- Courts are ordered by how far they are from the user for their convenience
- At a glance, the user knows how far the court is from them and if there is anyone else playing there
- Directions to the court are just one click away
- No long prompts, challenges or a gazillion buttons to click through.
Meet people ready to play: Alert local players around you with the push of a button and plan on meeting up at a court
People are just a notification away: Get on-demand notifications when there are people playing or organizing a game near you
How we built it
The BRIM Basketball mobile app is built with ♥ in
MongoDB. We used
react-native on the front-end for faster development for both iOS and Android. The 1.6K+ basketball courts across 100 cities in the U.S and Canada are stored by their geolocation attributes in a
MongoDB database hosted in mLab (soon to be migrated into MongoDB Atlas). The courts make it to the front-end through our
Express API that uses the
mongojs npm package to query our database. We use
socket.io for real-time time communication between the front and the back ends.
Challenges we ran into
One of our biggest challenges was to come up with a simple and easy to use user interface. Our goal was to give our users all the information they needed as soon as the app loaded without requiring them to click anything or do anything else. Through user surveys and from first hand experience, we learned from that users don’t enjoy learning how to use an application. Users just want something they already know how to use. Then we asked myself: "What's the one app that almost every one of our target audience uses today?" The answer was Instagram. So, we set out to create a similar user interface with all the necessary information available at our users’ fingertips.
Another big challenge we ran into was to get basketball courts information. Since we wanted our users to always know what courts were around them, no matter where they were, we realized that we were going to have to make multiple calls to whatever API we were going to use. Every time a user’s location changed, we were going to have to make an API call to get new courts near them. We first tried the Foursquare API which turned out to have a low free quota. We then tried the Google Places API whose free quota is a bit more generous. However, we noticed that we’d go over the Google Places API free quota anyway, if we kept making a new API call every time a user moved. Then, we started asking if we really needed to have all the courts around the world for our app to be useful. Relying on other APIs would have been nice because it would have meant less complex infrastructure for us. On the flip side, however, it also meant being at the mercy of these third party APIs and not having control of our own data. As a result, we started looking for a more efficient way. Through research, we made a list of the top 100 North American cities with the most outdoor basketball courts and seeded our MongoDB database with information about 20 courts in each city. To reduce the frequency of the calls we make to our API for new courts, we make new calls to our API only when the user has moved passed the mile radius perimeter around the initial request for courts near them. As long as the user is still in the same mile radius perimeter, when they move from one location to another, to keep showing them courts near them and ordered by how far they are from them, we just update the state of our app with the same courts re-ordered by how far they are to the user's new location without having to make any more API calls.
Accomplishments that we're proud of
- Starting a BRIM Basketball clothing brand

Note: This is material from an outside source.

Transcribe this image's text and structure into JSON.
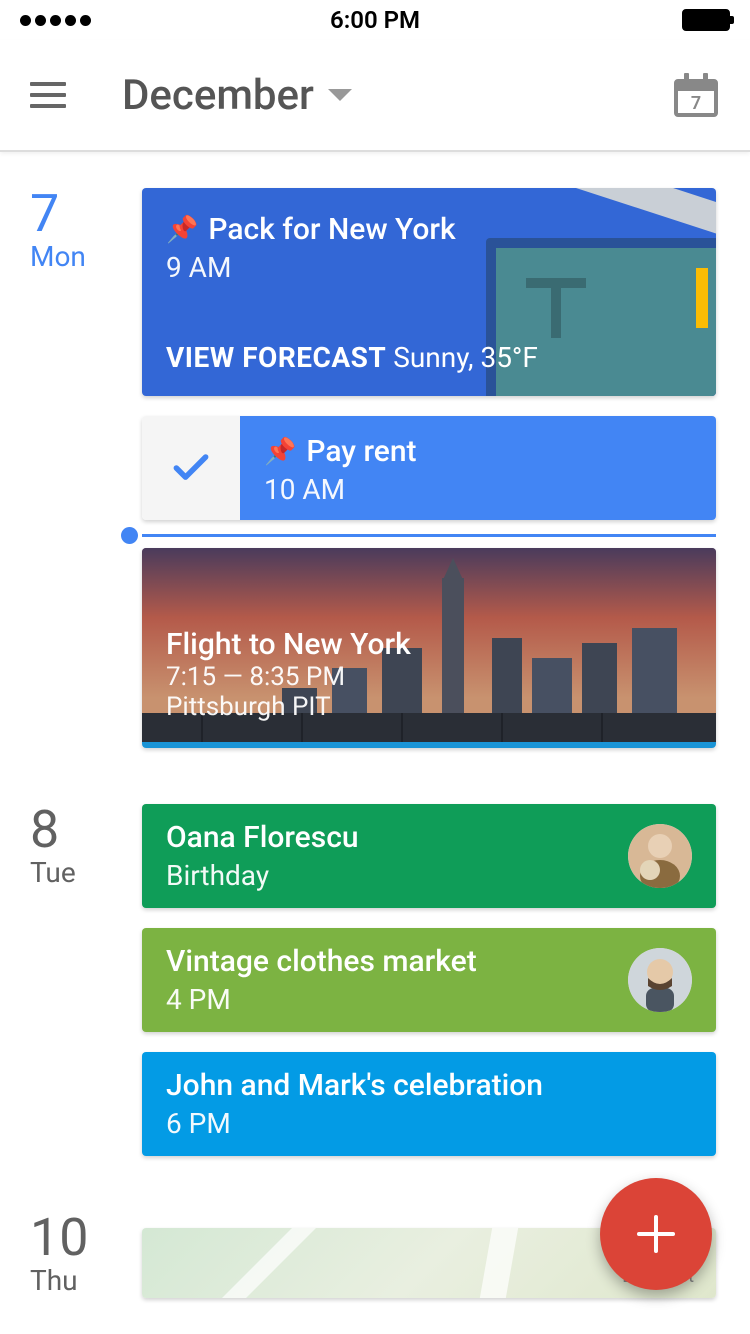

- The excitement we get from random potential users we share our app with
What we learned
- Putting users first pays off. It is rewarding to have users comment on how easy and straightforward the app is to use. It validates the design decision we made at the beginning of focusing on a simple and easy to use interface.
What's next for BRIM Basketball Mobile App
- Test our value proposition in the Boston area (where Matt and I live)
- Add more courts in the Boston area
- Replace stock images of courts in the Boston area by real court images
- Public release of the app by 06/20
- Add personalized advanced features
- Gamifying the experience for our users